### Your task
A faithful copy of all the records is needed, with the pictures omitted.

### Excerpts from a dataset
"""

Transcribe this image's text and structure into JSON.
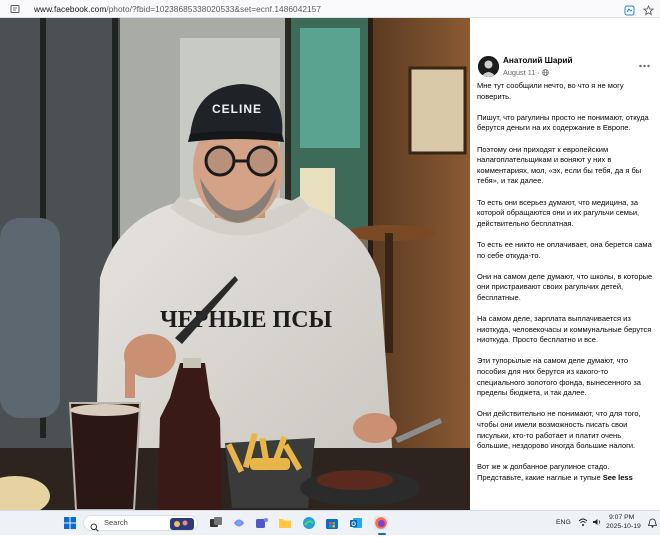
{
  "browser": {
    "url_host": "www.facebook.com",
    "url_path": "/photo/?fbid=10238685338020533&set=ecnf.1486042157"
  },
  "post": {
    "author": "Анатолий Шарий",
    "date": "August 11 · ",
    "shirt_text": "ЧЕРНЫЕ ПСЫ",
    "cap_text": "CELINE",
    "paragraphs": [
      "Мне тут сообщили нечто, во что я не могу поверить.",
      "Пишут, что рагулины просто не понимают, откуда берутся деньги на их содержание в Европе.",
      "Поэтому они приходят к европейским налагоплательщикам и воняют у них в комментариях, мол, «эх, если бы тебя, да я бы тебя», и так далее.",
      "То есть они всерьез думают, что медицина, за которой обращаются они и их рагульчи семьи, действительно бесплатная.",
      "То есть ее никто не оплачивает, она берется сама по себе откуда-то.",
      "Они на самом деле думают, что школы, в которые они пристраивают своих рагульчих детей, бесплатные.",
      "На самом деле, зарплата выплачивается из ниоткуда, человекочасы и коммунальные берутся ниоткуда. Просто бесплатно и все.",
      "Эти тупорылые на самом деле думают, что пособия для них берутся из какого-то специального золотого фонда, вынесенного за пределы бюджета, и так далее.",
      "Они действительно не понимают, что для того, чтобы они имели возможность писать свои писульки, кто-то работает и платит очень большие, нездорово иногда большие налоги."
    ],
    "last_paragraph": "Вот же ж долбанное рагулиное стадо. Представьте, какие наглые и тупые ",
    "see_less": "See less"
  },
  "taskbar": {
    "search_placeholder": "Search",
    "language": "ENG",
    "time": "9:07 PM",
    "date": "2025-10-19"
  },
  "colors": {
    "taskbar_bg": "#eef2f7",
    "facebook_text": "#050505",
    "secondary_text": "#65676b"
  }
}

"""

### Task result
Transcribe this image's text and structure into JSON.
{
  "browser": {
    "url_host": "www.facebook.com",
    "url_path": "/photo/?fbid=10238685338020533&set=ecnf.1486042157"
  },
  "post": {
    "author": "Анатолий Шарий",
    "date": "August 11 · ",
    "shirt_text": "ЧЕРНЫЕ ПСЫ",
    "cap_text": "CELINE",
    "paragraphs": [
      "Мне тут сообщили нечто, во что я не могу поверить.",
      "Пишут, что рагулины просто не понимают, откуда берутся деньги на их содержание в Европе.",
      "Поэтому они приходят к европейским налагоплательщикам и воняют у них в комментариях, мол, «эх, если бы тебя, да я бы тебя», и так далее.",
      "То есть они всерьез думают, что медицина, за которой обращаются они и их рагульчи семьи, действительно бесплатная.",
      "То есть ее никто не оплачивает, она берется сама по себе откуда-то.",
      "Они на самом деле думают, что школы, в которые они пристраивают своих рагульчих детей, бесплатные.",
      "На самом деле, зарплата выплачивается из ниоткуда, человекочасы и коммунальные берутся ниоткуда. Просто бесплатно и все.",
      "Эти тупорылые на самом деле думают, что пособия для них берутся из какого-то специального золотого фонда, вынесенного за пределы бюджета, и так далее.",
      "Они действительно не понимают, что для того, чтобы они имели возможность писать свои писульки, кто-то работает и платит очень большие, нездорово иногда большие налоги."
    ],
    "last_paragraph": "Вот же ж долбанное рагулиное стадо. Представьте, какие наглые и тупые ",
    "see_less": "See less"
  },
  "taskbar": {
    "search_placeholder": "Search",
    "language": "ENG",
    "time": "9:07 PM",
    "date": "2025-10-19"
  },
  "colors": {
    "taskbar_bg": "#eef2f7",
    "facebook_text": "#050505",
    "secondary_text": "#65676b"
  }
}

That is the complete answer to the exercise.